◆ Assignment
Pictures aside, return all of the records exactly as they stand.
(Beginning of Data in this exercise)
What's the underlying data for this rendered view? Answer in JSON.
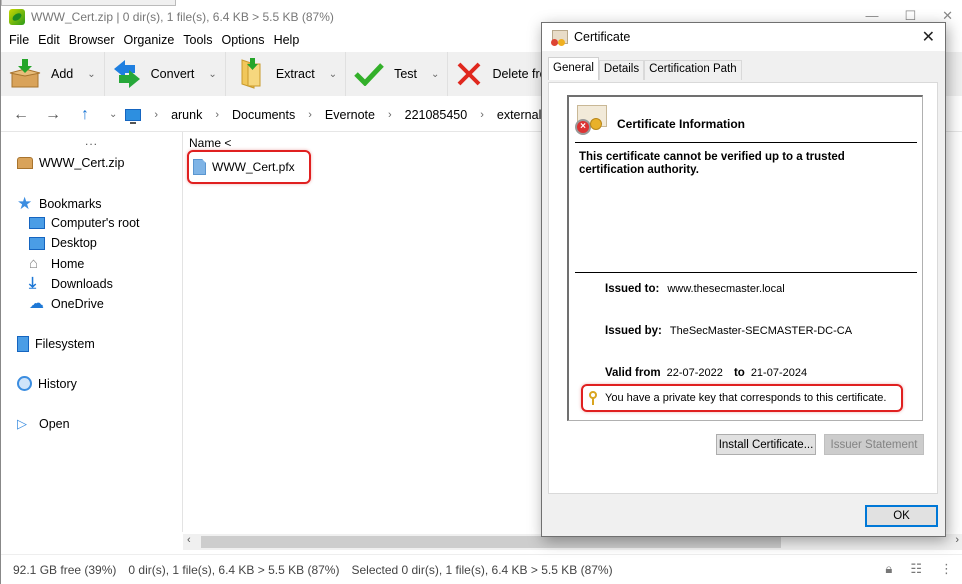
{
  "window": {
    "title": "WWW_Cert.zip | 0 dir(s), 1 file(s), 6.4 KB > 5.5 KB (87%)",
    "controls": [
      "minimize",
      "maximize",
      "close"
    ]
  },
  "menu": [
    "File",
    "Edit",
    "Browser",
    "Organize",
    "Tools",
    "Options",
    "Help"
  ],
  "toolbar": [
    {
      "label": "Add",
      "icon": "add-archive-icon"
    },
    {
      "label": "Convert",
      "icon": "convert-icon"
    },
    {
      "label": "Extract",
      "icon": "extract-icon"
    },
    {
      "label": "Test",
      "icon": "checkmark-icon"
    },
    {
      "label": "Delete from",
      "icon": "delete-icon"
    }
  ],
  "breadcrumb": [
    "arunk",
    "Documents",
    "Evernote",
    "221085450",
    "external-"
  ],
  "sidebar": {
    "more": "...",
    "archive": "WWW_Cert.zip",
    "bookmarks_label": "Bookmarks",
    "bookmarks": [
      "Computer's root",
      "Desktop",
      "Home",
      "Downloads",
      "OneDrive"
    ],
    "filesystem": "Filesystem",
    "history": "History",
    "open": "Open"
  },
  "filelist": {
    "column_header": "Name <",
    "files": [
      "WWW_Cert.pfx"
    ]
  },
  "status": {
    "free": "92.1 GB free (39%)",
    "summary": "0 dir(s), 1 file(s), 6.4 KB > 5.5 KB (87%)",
    "selected": "Selected 0 dir(s), 1 file(s), 6.4 KB > 5.5 KB (87%)"
  },
  "dialog": {
    "title": "Certificate",
    "tabs": [
      "General",
      "Details",
      "Certification Path"
    ],
    "active_tab": "General",
    "heading": "Certificate Information",
    "warning": "This certificate cannot be verified up to a trusted certification authority.",
    "issued_to_label": "Issued to:",
    "issued_to": "www.thesecmaster.local",
    "issued_by_label": "Issued by:",
    "issued_by": "TheSecMaster-SECMASTER-DC-CA",
    "valid_from_label": "Valid from",
    "valid_from": "22-07-2022",
    "valid_to_label": "to",
    "valid_to": "21-07-2024",
    "private_key_note": "You have a private key that corresponds to this certificate.",
    "install_button": "Install Certificate...",
    "issuer_button": "Issuer Statement",
    "ok_button": "OK"
  }
}
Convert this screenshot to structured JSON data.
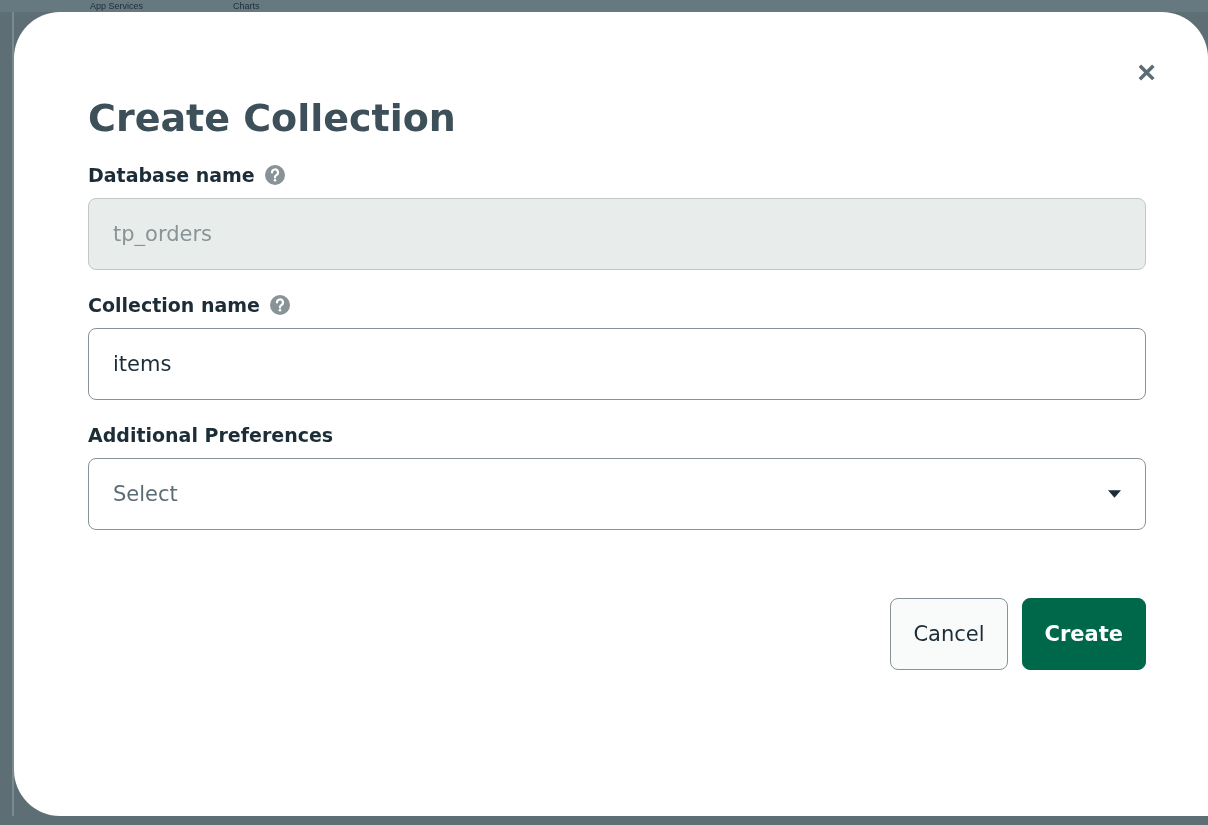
{
  "background_tabs": [
    {
      "label": "App Services"
    },
    {
      "label": "Charts"
    }
  ],
  "dialog": {
    "title": "Create Collection",
    "close": "×",
    "fields": [
      {
        "kind": "text",
        "label": "Database name",
        "help": true,
        "value": "tp_orders",
        "disabled": true
      },
      {
        "kind": "text",
        "label": "Collection name",
        "help": true,
        "value": "items",
        "disabled": false
      },
      {
        "kind": "select",
        "label": "Additional Preferences",
        "help": false,
        "placeholder": "Select"
      }
    ],
    "buttons": [
      {
        "label": "Cancel",
        "kind": "secondary"
      },
      {
        "label": "Create",
        "kind": "primary"
      }
    ]
  }
}
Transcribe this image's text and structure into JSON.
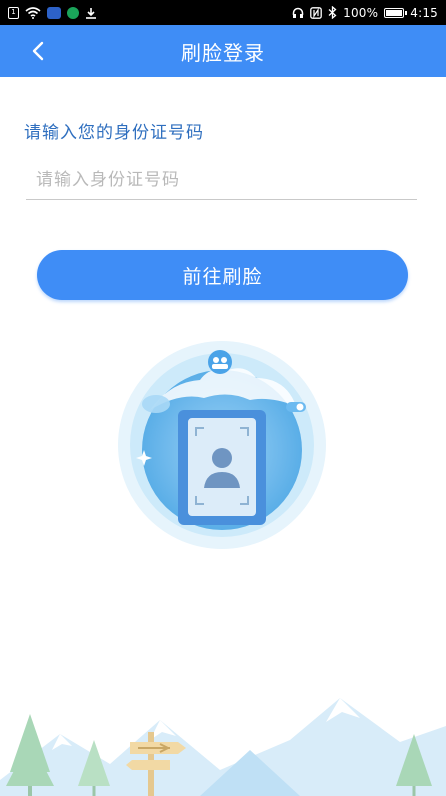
{
  "status_bar": {
    "battery_percent": "100%",
    "time": "4:15"
  },
  "nav": {
    "title": "刷脸登录",
    "back_icon": "chevron-left-icon"
  },
  "form": {
    "id_label": "请输入您的身份证号码",
    "id_placeholder": "请输入身份证号码",
    "id_value": ""
  },
  "actions": {
    "go_face_label": "前往刷脸"
  },
  "colors": {
    "brand": "#3f8df6",
    "label": "#2f6fbf",
    "placeholder": "#b9b9b9"
  },
  "illustration": {
    "icon": "face-id-card-illustration"
  },
  "footer": {
    "icon": "mountain-landscape-illustration"
  }
}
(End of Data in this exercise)
◆ Exercise answer
What's the underlying data for this rendered view? Answer in JSON.
{
  "window": {
    "title": "WWW_Cert.zip | 0 dir(s), 1 file(s), 6.4 KB > 5.5 KB (87%)",
    "controls": [
      "minimize",
      "maximize",
      "close"
    ]
  },
  "menu": [
    "File",
    "Edit",
    "Browser",
    "Organize",
    "Tools",
    "Options",
    "Help"
  ],
  "toolbar": [
    {
      "label": "Add",
      "icon": "add-archive-icon"
    },
    {
      "label": "Convert",
      "icon": "convert-icon"
    },
    {
      "label": "Extract",
      "icon": "extract-icon"
    },
    {
      "label": "Test",
      "icon": "checkmark-icon"
    },
    {
      "label": "Delete from",
      "icon": "delete-icon"
    }
  ],
  "breadcrumb": [
    "arunk",
    "Documents",
    "Evernote",
    "221085450",
    "external-"
  ],
  "sidebar": {
    "more": "...",
    "archive": "WWW_Cert.zip",
    "bookmarks_label": "Bookmarks",
    "bookmarks": [
      "Computer's root",
      "Desktop",
      "Home",
      "Downloads",
      "OneDrive"
    ],
    "filesystem": "Filesystem",
    "history": "History",
    "open": "Open"
  },
  "filelist": {
    "column_header": "Name <",
    "files": [
      "WWW_Cert.pfx"
    ]
  },
  "status": {
    "free": "92.1 GB free (39%)",
    "summary": "0 dir(s), 1 file(s), 6.4 KB > 5.5 KB (87%)",
    "selected": "Selected 0 dir(s), 1 file(s), 6.4 KB > 5.5 KB (87%)"
  },
  "dialog": {
    "title": "Certificate",
    "tabs": [
      "General",
      "Details",
      "Certification Path"
    ],
    "active_tab": "General",
    "heading": "Certificate Information",
    "warning": "This certificate cannot be verified up to a trusted certification authority.",
    "issued_to_label": "Issued to:",
    "issued_to": "www.thesecmaster.local",
    "issued_by_label": "Issued by:",
    "issued_by": "TheSecMaster-SECMASTER-DC-CA",
    "valid_from_label": "Valid from",
    "valid_from": "22-07-2022",
    "valid_to_label": "to",
    "valid_to": "21-07-2024",
    "private_key_note": "You have a private key that corresponds to this certificate.",
    "install_button": "Install Certificate...",
    "issuer_button": "Issuer Statement",
    "ok_button": "OK"
  }
}
Convert this screenshot to structured JSON data.
{
  "background_tabs": [
    {
      "label": "App Services"
    },
    {
      "label": "Charts"
    }
  ],
  "dialog": {
    "title": "Create Collection",
    "close": "×",
    "fields": [
      {
        "kind": "text",
        "label": "Database name",
        "help": true,
        "value": "tp_orders",
        "disabled": true
      },
      {
        "kind": "text",
        "label": "Collection name",
        "help": true,
        "value": "items",
        "disabled": false
      },
      {
        "kind": "select",
        "label": "Additional Preferences",
        "help": false,
        "placeholder": "Select"
      }
    ],
    "buttons": [
      {
        "label": "Cancel",
        "kind": "secondary"
      },
      {
        "label": "Create",
        "kind": "primary"
      }
    ]
  }
}
Transcribe this image's text and structure into JSON.
{
  "status_bar": {
    "battery_percent": "100%",
    "time": "4:15"
  },
  "nav": {
    "title": "刷脸登录",
    "back_icon": "chevron-left-icon"
  },
  "form": {
    "id_label": "请输入您的身份证号码",
    "id_placeholder": "请输入身份证号码",
    "id_value": ""
  },
  "actions": {
    "go_face_label": "前往刷脸"
  },
  "colors": {
    "brand": "#3f8df6",
    "label": "#2f6fbf",
    "placeholder": "#b9b9b9"
  },
  "illustration": {
    "icon": "face-id-card-illustration"
  },
  "footer": {
    "icon": "mountain-landscape-illustration"
  }
}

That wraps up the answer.